§ Exercise goal
Write out, precisely and in full, each line of the material.

§ Extracted entries
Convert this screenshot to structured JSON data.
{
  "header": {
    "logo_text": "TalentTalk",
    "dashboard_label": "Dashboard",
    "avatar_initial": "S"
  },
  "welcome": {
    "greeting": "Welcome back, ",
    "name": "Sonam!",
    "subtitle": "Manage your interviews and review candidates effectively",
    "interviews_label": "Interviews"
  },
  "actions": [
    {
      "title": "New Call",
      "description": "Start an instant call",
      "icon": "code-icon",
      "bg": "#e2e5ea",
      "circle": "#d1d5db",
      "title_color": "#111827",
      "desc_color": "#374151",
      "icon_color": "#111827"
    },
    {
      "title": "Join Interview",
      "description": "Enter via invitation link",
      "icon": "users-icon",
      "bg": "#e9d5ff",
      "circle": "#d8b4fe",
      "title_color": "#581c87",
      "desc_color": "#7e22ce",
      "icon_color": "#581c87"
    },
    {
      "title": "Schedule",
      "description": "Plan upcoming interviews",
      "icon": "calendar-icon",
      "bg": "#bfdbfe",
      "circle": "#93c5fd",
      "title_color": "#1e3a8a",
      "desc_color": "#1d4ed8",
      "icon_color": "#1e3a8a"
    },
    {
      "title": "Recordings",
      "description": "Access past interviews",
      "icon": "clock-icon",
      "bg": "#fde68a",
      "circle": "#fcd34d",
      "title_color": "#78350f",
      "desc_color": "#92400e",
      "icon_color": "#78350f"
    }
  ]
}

§ Output below
Convert this screenshot to structured JSON data.
{
  "header": {
    "logo_text": "TalentTalk",
    "dashboard_label": "Dashboard",
    "avatar_initial": "S"
  },
  "welcome": {
    "greeting": "Welcome back, ",
    "name": "Sonam!",
    "subtitle": "Manage your interviews and review candidates effectively",
    "interviews_label": "Interviews"
  },
  "actions": [
    {
      "title": "New Call",
      "description": "Start an instant call",
      "icon": "code-icon",
      "bg": "#e2e5ea",
      "circle": "#d1d5db",
      "title_color": "#111827",
      "desc_color": "#374151",
      "icon_color": "#111827"
    },
    {
      "title": "Join Interview",
      "description": "Enter via invitation link",
      "icon": "users-icon",
      "bg": "#e9d5ff",
      "circle": "#d8b4fe",
      "title_color": "#581c87",
      "desc_color": "#7e22ce",
      "icon_color": "#581c87"
    },
    {
      "title": "Schedule",
      "description": "Plan upcoming interviews",
      "icon": "calendar-icon",
      "bg": "#bfdbfe",
      "circle": "#93c5fd",
      "title_color": "#1e3a8a",
      "desc_color": "#1d4ed8",
      "icon_color": "#1e3a8a"
    },
    {
      "title": "Recordings",
      "description": "Access past interviews",
      "icon": "clock-icon",
      "bg": "#fde68a",
      "circle": "#fcd34d",
      "title_color": "#78350f",
      "desc_color": "#92400e",
      "icon_color": "#78350f"
    }
  ]
}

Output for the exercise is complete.